* EXERCISE DETAILS *
A full and exact copy of the listing that follows is needed.

* DATA SUPPLIED *
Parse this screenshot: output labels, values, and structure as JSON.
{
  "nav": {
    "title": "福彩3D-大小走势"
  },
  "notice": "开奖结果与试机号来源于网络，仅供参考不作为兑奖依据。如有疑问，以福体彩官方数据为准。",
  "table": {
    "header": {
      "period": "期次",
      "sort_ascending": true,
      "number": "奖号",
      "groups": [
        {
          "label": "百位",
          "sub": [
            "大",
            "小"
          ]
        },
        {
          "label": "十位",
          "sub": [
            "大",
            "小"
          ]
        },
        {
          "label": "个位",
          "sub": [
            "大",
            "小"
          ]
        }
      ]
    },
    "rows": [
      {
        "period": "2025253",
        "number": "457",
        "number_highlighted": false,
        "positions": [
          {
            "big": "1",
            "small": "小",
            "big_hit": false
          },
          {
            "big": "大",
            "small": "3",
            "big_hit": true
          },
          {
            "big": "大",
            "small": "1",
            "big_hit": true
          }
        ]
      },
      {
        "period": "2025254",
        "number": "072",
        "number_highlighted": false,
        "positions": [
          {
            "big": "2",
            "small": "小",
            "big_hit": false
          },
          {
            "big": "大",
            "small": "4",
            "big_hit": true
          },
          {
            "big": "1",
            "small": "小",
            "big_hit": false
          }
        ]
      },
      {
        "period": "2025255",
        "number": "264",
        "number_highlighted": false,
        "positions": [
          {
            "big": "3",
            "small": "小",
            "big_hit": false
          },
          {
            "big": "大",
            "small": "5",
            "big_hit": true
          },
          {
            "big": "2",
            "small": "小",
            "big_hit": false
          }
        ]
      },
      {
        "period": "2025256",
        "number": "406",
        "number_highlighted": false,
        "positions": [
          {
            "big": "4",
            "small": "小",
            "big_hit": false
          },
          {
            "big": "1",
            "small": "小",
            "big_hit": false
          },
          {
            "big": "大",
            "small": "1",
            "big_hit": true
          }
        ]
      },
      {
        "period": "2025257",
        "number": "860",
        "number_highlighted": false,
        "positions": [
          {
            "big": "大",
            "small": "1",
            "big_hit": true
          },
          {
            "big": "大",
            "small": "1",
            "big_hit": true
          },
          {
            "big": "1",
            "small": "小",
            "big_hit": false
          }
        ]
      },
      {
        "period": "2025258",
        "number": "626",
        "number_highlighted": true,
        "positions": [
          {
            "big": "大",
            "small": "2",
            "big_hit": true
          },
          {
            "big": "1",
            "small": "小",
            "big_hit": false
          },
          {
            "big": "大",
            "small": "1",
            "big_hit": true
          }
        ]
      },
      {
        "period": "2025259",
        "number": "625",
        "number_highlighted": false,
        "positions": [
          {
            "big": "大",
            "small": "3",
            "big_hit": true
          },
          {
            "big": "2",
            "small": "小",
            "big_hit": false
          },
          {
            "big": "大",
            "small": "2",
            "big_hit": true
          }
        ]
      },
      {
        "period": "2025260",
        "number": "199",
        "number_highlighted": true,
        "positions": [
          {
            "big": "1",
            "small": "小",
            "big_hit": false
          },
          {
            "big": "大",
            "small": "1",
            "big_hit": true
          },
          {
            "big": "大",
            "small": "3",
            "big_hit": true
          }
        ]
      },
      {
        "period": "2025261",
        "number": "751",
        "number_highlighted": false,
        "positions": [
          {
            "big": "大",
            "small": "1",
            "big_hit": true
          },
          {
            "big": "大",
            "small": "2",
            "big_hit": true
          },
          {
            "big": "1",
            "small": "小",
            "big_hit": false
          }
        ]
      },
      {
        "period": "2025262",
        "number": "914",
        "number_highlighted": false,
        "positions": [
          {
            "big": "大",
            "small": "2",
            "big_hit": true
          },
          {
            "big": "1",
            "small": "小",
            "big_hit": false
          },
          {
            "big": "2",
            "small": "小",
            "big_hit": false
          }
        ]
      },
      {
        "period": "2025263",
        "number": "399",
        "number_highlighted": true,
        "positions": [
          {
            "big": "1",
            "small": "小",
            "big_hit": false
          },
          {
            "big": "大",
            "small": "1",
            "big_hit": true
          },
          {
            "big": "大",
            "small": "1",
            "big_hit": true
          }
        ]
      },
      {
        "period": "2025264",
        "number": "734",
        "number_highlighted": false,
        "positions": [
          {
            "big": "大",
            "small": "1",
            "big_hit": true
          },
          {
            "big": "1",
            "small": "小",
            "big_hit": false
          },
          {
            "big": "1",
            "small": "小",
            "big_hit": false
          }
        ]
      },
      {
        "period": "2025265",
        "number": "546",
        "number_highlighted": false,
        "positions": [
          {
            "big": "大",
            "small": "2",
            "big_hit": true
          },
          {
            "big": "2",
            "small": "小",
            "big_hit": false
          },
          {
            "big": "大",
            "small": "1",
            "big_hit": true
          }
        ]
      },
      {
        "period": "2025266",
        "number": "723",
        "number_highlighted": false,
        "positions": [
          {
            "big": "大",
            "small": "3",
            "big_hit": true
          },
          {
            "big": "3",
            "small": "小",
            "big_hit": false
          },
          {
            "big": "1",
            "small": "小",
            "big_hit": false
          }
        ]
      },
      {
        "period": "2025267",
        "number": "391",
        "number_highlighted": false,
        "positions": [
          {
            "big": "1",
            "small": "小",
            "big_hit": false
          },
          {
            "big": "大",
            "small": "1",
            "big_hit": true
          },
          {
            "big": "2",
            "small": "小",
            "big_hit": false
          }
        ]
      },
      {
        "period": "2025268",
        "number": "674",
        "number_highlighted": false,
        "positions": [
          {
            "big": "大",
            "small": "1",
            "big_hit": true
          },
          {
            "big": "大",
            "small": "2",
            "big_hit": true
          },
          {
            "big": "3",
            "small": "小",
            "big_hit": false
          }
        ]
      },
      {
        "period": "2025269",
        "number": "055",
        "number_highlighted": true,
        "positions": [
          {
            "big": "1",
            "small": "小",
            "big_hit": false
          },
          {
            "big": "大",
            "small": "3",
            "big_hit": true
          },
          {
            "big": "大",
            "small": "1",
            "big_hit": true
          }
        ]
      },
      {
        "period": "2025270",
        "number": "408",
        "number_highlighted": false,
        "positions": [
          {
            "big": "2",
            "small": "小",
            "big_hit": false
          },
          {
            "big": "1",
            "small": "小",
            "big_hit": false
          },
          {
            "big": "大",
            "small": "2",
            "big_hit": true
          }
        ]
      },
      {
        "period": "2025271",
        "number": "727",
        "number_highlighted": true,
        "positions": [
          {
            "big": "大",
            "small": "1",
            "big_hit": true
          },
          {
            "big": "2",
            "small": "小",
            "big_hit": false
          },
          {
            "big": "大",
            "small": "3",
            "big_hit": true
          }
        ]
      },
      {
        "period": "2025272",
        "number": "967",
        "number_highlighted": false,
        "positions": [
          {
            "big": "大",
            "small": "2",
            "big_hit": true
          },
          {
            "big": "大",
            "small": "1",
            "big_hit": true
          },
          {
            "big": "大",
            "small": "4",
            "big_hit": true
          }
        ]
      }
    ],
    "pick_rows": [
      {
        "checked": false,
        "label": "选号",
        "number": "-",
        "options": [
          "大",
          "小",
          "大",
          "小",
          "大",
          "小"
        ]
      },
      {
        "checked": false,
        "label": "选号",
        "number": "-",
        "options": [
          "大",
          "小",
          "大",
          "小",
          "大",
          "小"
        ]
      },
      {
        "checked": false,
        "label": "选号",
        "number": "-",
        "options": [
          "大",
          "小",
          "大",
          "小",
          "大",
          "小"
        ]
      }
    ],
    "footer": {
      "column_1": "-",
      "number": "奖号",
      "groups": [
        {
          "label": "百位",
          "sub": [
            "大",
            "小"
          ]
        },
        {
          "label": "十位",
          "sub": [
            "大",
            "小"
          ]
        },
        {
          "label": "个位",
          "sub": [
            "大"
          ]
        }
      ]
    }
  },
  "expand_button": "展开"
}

* REPLY TO THE TASK *
Parse this screenshot: output labels, values, and structure as JSON.
{
  "nav": {
    "title": "福彩3D-大小走势"
  },
  "notice": "开奖结果与试机号来源于网络，仅供参考不作为兑奖依据。如有疑问，以福体彩官方数据为准。",
  "table": {
    "header": {
      "period": "期次",
      "sort_ascending": true,
      "number": "奖号",
      "groups": [
        {
          "label": "百位",
          "sub": [
            "大",
            "小"
          ]
        },
        {
          "label": "十位",
          "sub": [
            "大",
            "小"
          ]
        },
        {
          "label": "个位",
          "sub": [
            "大",
            "小"
          ]
        }
      ]
    },
    "rows": [
      {
        "period": "2025253",
        "number": "457",
        "number_highlighted": false,
        "positions": [
          {
            "big": "1",
            "small": "小",
            "big_hit": false
          },
          {
            "big": "大",
            "small": "3",
            "big_hit": true
          },
          {
            "big": "大",
            "small": "1",
            "big_hit": true
          }
        ]
      },
      {
        "period": "2025254",
        "number": "072",
        "number_highlighted": false,
        "positions": [
          {
            "big": "2",
            "small": "小",
            "big_hit": false
          },
          {
            "big": "大",
            "small": "4",
            "big_hit": true
          },
          {
            "big": "1",
            "small": "小",
            "big_hit": false
          }
        ]
      },
      {
        "period": "2025255",
        "number": "264",
        "number_highlighted": false,
        "positions": [
          {
            "big": "3",
            "small": "小",
            "big_hit": false
          },
          {
            "big": "大",
            "small": "5",
            "big_hit": true
          },
          {
            "big": "2",
            "small": "小",
            "big_hit": false
          }
        ]
      },
      {
        "period": "2025256",
        "number": "406",
        "number_highlighted": false,
        "positions": [
          {
            "big": "4",
            "small": "小",
            "big_hit": false
          },
          {
            "big": "1",
            "small": "小",
            "big_hit": false
          },
          {
            "big": "大",
            "small": "1",
            "big_hit": true
          }
        ]
      },
      {
        "period": "2025257",
        "number": "860",
        "number_highlighted": false,
        "positions": [
          {
            "big": "大",
            "small": "1",
            "big_hit": true
          },
          {
            "big": "大",
            "small": "1",
            "big_hit": true
          },
          {
            "big": "1",
            "small": "小",
            "big_hit": false
          }
        ]
      },
      {
        "period": "2025258",
        "number": "626",
        "number_highlighted": true,
        "positions": [
          {
            "big": "大",
            "small": "2",
            "big_hit": true
          },
          {
            "big": "1",
            "small": "小",
            "big_hit": false
          },
          {
            "big": "大",
            "small": "1",
            "big_hit": true
          }
        ]
      },
      {
        "period": "2025259",
        "number": "625",
        "number_highlighted": false,
        "positions": [
          {
            "big": "大",
            "small": "3",
            "big_hit": true
          },
          {
            "big": "2",
            "small": "小",
            "big_hit": false
          },
          {
            "big": "大",
            "small": "2",
            "big_hit": true
          }
        ]
      },
      {
        "period": "2025260",
        "number": "199",
        "number_highlighted": true,
        "positions": [
          {
            "big": "1",
            "small": "小",
            "big_hit": false
          },
          {
            "big": "大",
            "small": "1",
            "big_hit": true
          },
          {
            "big": "大",
            "small": "3",
            "big_hit": true
          }
        ]
      },
      {
        "period": "2025261",
        "number": "751",
        "number_highlighted": false,
        "positions": [
          {
            "big": "大",
            "small": "1",
            "big_hit": true
          },
          {
            "big": "大",
            "small": "2",
            "big_hit": true
          },
          {
            "big": "1",
            "small": "小",
            "big_hit": false
          }
        ]
      },
      {
        "period": "2025262",
        "number": "914",
        "number_highlighted": false,
        "positions": [
          {
            "big": "大",
            "small": "2",
            "big_hit": true
          },
          {
            "big": "1",
            "small": "小",
            "big_hit": false
          },
          {
            "big": "2",
            "small": "小",
            "big_hit": false
          }
        ]
      },
      {
        "period": "2025263",
        "number": "399",
        "number_highlighted": true,
        "positions": [
          {
            "big": "1",
            "small": "小",
            "big_hit": false
          },
          {
            "big": "大",
            "small": "1",
            "big_hit": true
          },
          {
            "big": "大",
            "small": "1",
            "big_hit": true
          }
        ]
      },
      {
        "period": "2025264",
        "number": "734",
        "number_highlighted": false,
        "positions": [
          {
            "big": "大",
            "small": "1",
            "big_hit": true
          },
          {
            "big": "1",
            "small": "小",
            "big_hit": false
          },
          {
            "big": "1",
            "small": "小",
            "big_hit": false
          }
        ]
      },
      {
        "period": "2025265",
        "number": "546",
        "number_highlighted": false,
        "positions": [
          {
            "big": "大",
            "small": "2",
            "big_hit": true
          },
          {
            "big": "2",
            "small": "小",
            "big_hit": false
          },
          {
            "big": "大",
            "small": "1",
            "big_hit": true
          }
        ]
      },
      {
        "period": "2025266",
        "number": "723",
        "number_highlighted": false,
        "positions": [
          {
            "big": "大",
            "small": "3",
            "big_hit": true
          },
          {
            "big": "3",
            "small": "小",
            "big_hit": false
          },
          {
            "big": "1",
            "small": "小",
            "big_hit": false
          }
        ]
      },
      {
        "period": "2025267",
        "number": "391",
        "number_highlighted": false,
        "positions": [
          {
            "big": "1",
            "small": "小",
            "big_hit": false
          },
          {
            "big": "大",
            "small": "1",
            "big_hit": true
          },
          {
            "big": "2",
            "small": "小",
            "big_hit": false
          }
        ]
      },
      {
        "period": "2025268",
        "number": "674",
        "number_highlighted": false,
        "positions": [
          {
            "big": "大",
            "small": "1",
            "big_hit": true
          },
          {
            "big": "大",
            "small": "2",
            "big_hit": true
          },
          {
            "big": "3",
            "small": "小",
            "big_hit": false
          }
        ]
      },
      {
        "period": "2025269",
        "number": "055",
        "number_highlighted": true,
        "positions": [
          {
            "big": "1",
            "small": "小",
            "big_hit": false
          },
          {
            "big": "大",
            "small": "3",
            "big_hit": true
          },
          {
            "big": "大",
            "small": "1",
            "big_hit": true
          }
        ]
      },
      {
        "period": "2025270",
        "number": "408",
        "number_highlighted": false,
        "positions": [
          {
            "big": "2",
            "small": "小",
            "big_hit": false
          },
          {
            "big": "1",
            "small": "小",
            "big_hit": false
          },
          {
            "big": "大",
            "small": "2",
            "big_hit": true
          }
        ]
      },
      {
        "period": "2025271",
        "number": "727",
        "number_highlighted": true,
        "positions": [
          {
            "big": "大",
            "small": "1",
            "big_hit": true
          },
          {
            "big": "2",
            "small": "小",
            "big_hit": false
          },
          {
            "big": "大",
            "small": "3",
            "big_hit": true
          }
        ]
      },
      {
        "period": "2025272",
        "number": "967",
        "number_highlighted": false,
        "positions": [
          {
            "big": "大",
            "small": "2",
            "big_hit": true
          },
          {
            "big": "大",
            "small": "1",
            "big_hit": true
          },
          {
            "big": "大",
            "small": "4",
            "big_hit": true
          }
        ]
      }
    ],
    "pick_rows": [
      {
        "checked": false,
        "label": "选号",
        "number": "-",
        "options": [
          "大",
          "小",
          "大",
          "小",
          "大",
          "小"
        ]
      },
      {
        "checked": false,
        "label": "选号",
        "number": "-",
        "options": [
          "大",
          "小",
          "大",
          "小",
          "大",
          "小"
        ]
      },
      {
        "checked": false,
        "label": "选号",
        "number": "-",
        "options": [
          "大",
          "小",
          "大",
          "小",
          "大",
          "小"
        ]
      }
    ],
    "footer": {
      "column_1": "-",
      "number": "奖号",
      "groups": [
        {
          "label": "百位",
          "sub": [
            "大",
            "小"
          ]
        },
        {
          "label": "十位",
          "sub": [
            "大",
            "小"
          ]
        },
        {
          "label": "个位",
          "sub": [
            "大"
          ]
        }
      ]
    }
  },
  "expand_button": "展开"
}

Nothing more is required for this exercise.